Business, as they say, was about to pick up. Wrestlemania 14 in Boston featured the iconic appearance of Mike Tyson as special referee for the WWF Title match between Shawn Michaels and Steve Austin. I was no longer on the creative team, but the issues Michaels had with Vince, the match, the finish, and everything else in the world had become widely known in the company. This Mania stands out for the image of Undertaker sitting at the monitor with his fists taped, apparently giving indication of what he'd do if Michaels didn't do business the proper way, and my usual travel problems. The office had booked me into a hotel in downtown Boston with no air conditioning operating until April 15, on March 29 in a freak heat wave in the city. To get air, I had to move next door to a newer hotel at $50 per night out of my pocket.

I attended Wrestlemania 15 in Philadelphia in 1999 due to my backstage duties, but was finishing up at the time to move to Louisville and establish the developmental program at Ohio Valley Wrestling, so for me the memory that mosts stands out is seeing Jim Ross return to announcing after time on the sidelines due to Bell's Palsy.

Being in Louisville full-time, I skipped Wrestlemania 16 in Anaheim completely--but through a complete fluke, I would yet achieve my last goal, to actually WRESTLE at Wrestlemania!

Wrestlemania 17 was in Houston, Texas in 2001, and it would feature as a main event the biggest-money match in pro wrestling ever to that point in time, Steve Austin versus the Rock. I was scheduled to be in Houston, because we were having meetings that weekend about the developmental program with the top talent relations people under Jim Ross. In a phone conversation, Bruce Prichard told me he was in the "Gimmick Battle Royal", where many legends would come back in the personas they had worked the WWF in, as Brother Love. I jokingly said I should enter so we could get in the corner and beat each other up safely, and stay away from all the old-timer's potatoes. He said, "You wanna be in it?" I replied "Sure". That is how hard it was to get booked to wrestle on the undercard of the biggest money wrestling event in recorded history.

Of course, it didn't turn out to be that easy. I went into the match with a minor black eye from an OVW spot the previous week. I gut-shotted Bruce with the racket in the corner, and he bent over to sell it and headbutted me in the mouth, fattening my lip and bruising my jaw. I believe I stepped on his toes and hit him at least once in the face with a punch. At least I ran to the ring and in doing so got a bigger pop than many of my slower-moving contemporaries. I also ended up aggravating a hernia I had had since a 2000 match with Bob Armstrong, and ended up having surgery for it a few months later. But it was fun, and a great experience working the Astrodome in front of 68,000 fans, the biggest crowd I had ever appeared before.

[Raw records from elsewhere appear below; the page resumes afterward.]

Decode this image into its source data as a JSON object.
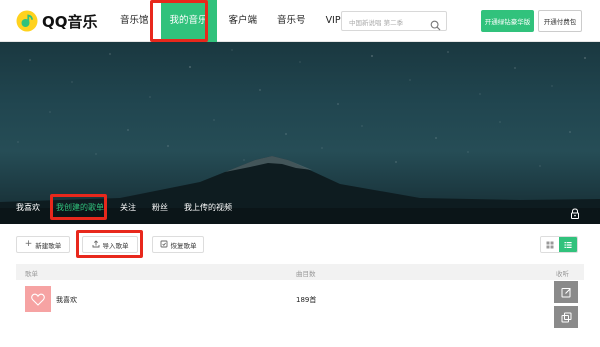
{
  "header": {
    "logo_text": "QQ音乐",
    "nav": [
      "音乐馆",
      "我的音乐",
      "客户端",
      "音乐号",
      "VIP"
    ],
    "active_nav": "我的音乐",
    "search_placeholder": "中国新说唱 第二季",
    "vip_button": "开通绿钻豪华版",
    "pay_button": "开通付费包"
  },
  "profile": {
    "tabs": [
      "我喜欢",
      "我创建的歌单",
      "关注",
      "粉丝",
      "我上传的视频"
    ],
    "active_tab": "我创建的歌单"
  },
  "toolbar": {
    "new_playlist": "新建歌单",
    "import_playlist": "导入歌单",
    "restore_playlist": "恢复歌单"
  },
  "table": {
    "headers": [
      "歌单",
      "曲目数",
      "收听"
    ],
    "rows": [
      {
        "name": "我喜欢",
        "count": "189首"
      }
    ]
  },
  "colors": {
    "accent": "#31c27c",
    "annotation": "#e8281c"
  }
}
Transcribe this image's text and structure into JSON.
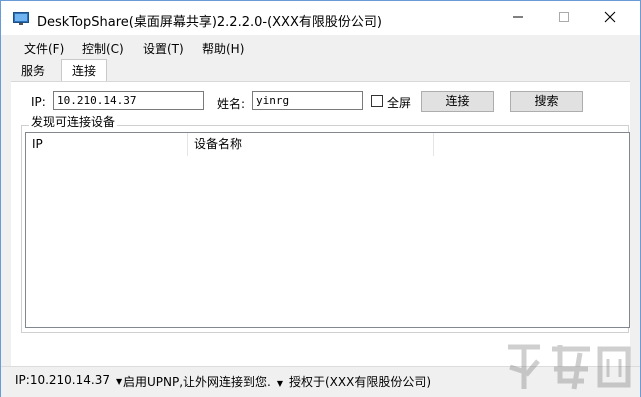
{
  "window": {
    "title": "DeskTopShare(桌面屏幕共享)2.2.2.0-(XXX有限股份公司)"
  },
  "menu": {
    "items": [
      "文件(F)",
      "控制(C)",
      "设置(T)",
      "帮助(H)"
    ]
  },
  "tabs": {
    "items": [
      "服务",
      "连接"
    ],
    "active": "连接"
  },
  "connect": {
    "ip_label": "IP:",
    "ip_value": "10.210.14.37",
    "name_label": "姓名:",
    "name_value": "yinrg",
    "fullscreen_label": "全屏",
    "fullscreen_checked": false,
    "connect_button": "连接",
    "search_button": "搜索"
  },
  "devices": {
    "group_title": "发现可连接设备",
    "columns": [
      "IP",
      "设备名称"
    ],
    "rows": []
  },
  "status": {
    "ip_text": "IP:10.210.14.37",
    "upnp_text": "启用UPNP,让外网连接到您.",
    "license_text": "授权于(XXX有限股份公司)"
  },
  "icons": {
    "app": "monitor-icon",
    "minimize": "minimize-icon",
    "maximize": "maximize-icon",
    "close": "close-icon",
    "dropdown": "caret-down-icon"
  }
}
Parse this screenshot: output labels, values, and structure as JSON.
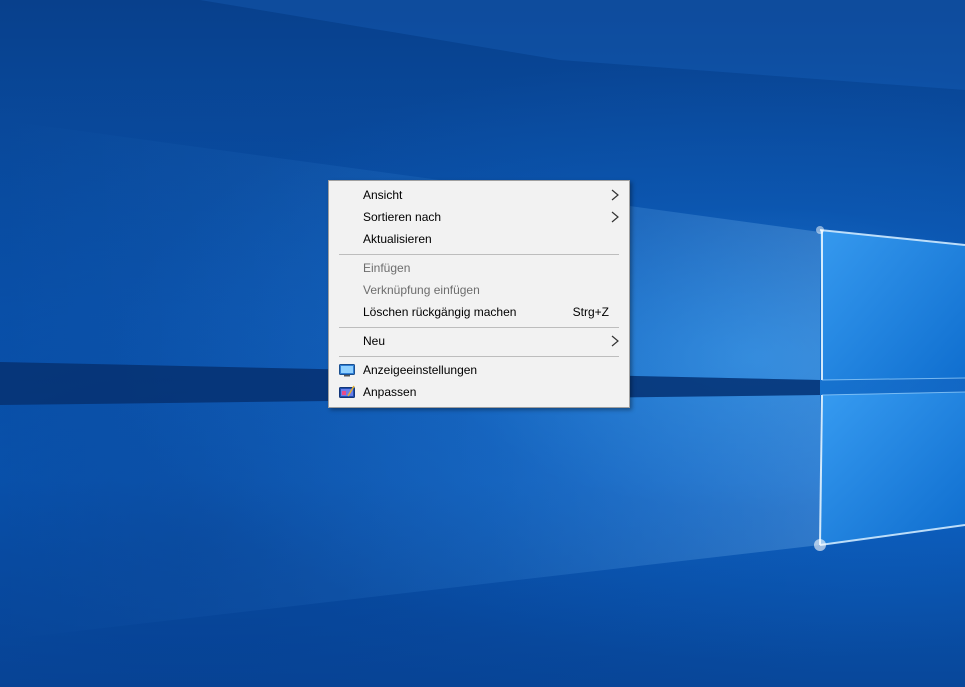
{
  "context_menu": {
    "items": [
      {
        "label": "Ansicht",
        "submenu": true
      },
      {
        "label": "Sortieren nach",
        "submenu": true
      },
      {
        "label": "Aktualisieren"
      },
      {
        "label": "Einfügen",
        "disabled": true
      },
      {
        "label": "Verknüpfung einfügen",
        "disabled": true
      },
      {
        "label": "Löschen rückgängig machen",
        "shortcut": "Strg+Z"
      },
      {
        "label": "Neu",
        "submenu": true
      },
      {
        "label": "Anzeigeeinstellungen",
        "icon": "display-settings-icon"
      },
      {
        "label": "Anpassen",
        "icon": "personalize-icon"
      }
    ]
  },
  "colors": {
    "menu_background": "#f2f2f2",
    "disabled_text": "#6d6d6d",
    "wallpaper_blue": "#0a55b0"
  }
}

I went to Wrestlemania 18 in Toronto, but just as a backstage spectator, and that was the last. It does have an infectuous energy, but only, for me, if you're in the middle of it. It also can just about hospitalize you due to exhaustion if you're in the middle of it. But while some of my feelings about the WWF/E can be conflicted, I did as a whole enjoy my involvement with Wrestlemania events, and they provided memories, of one kind or another, that will last forever.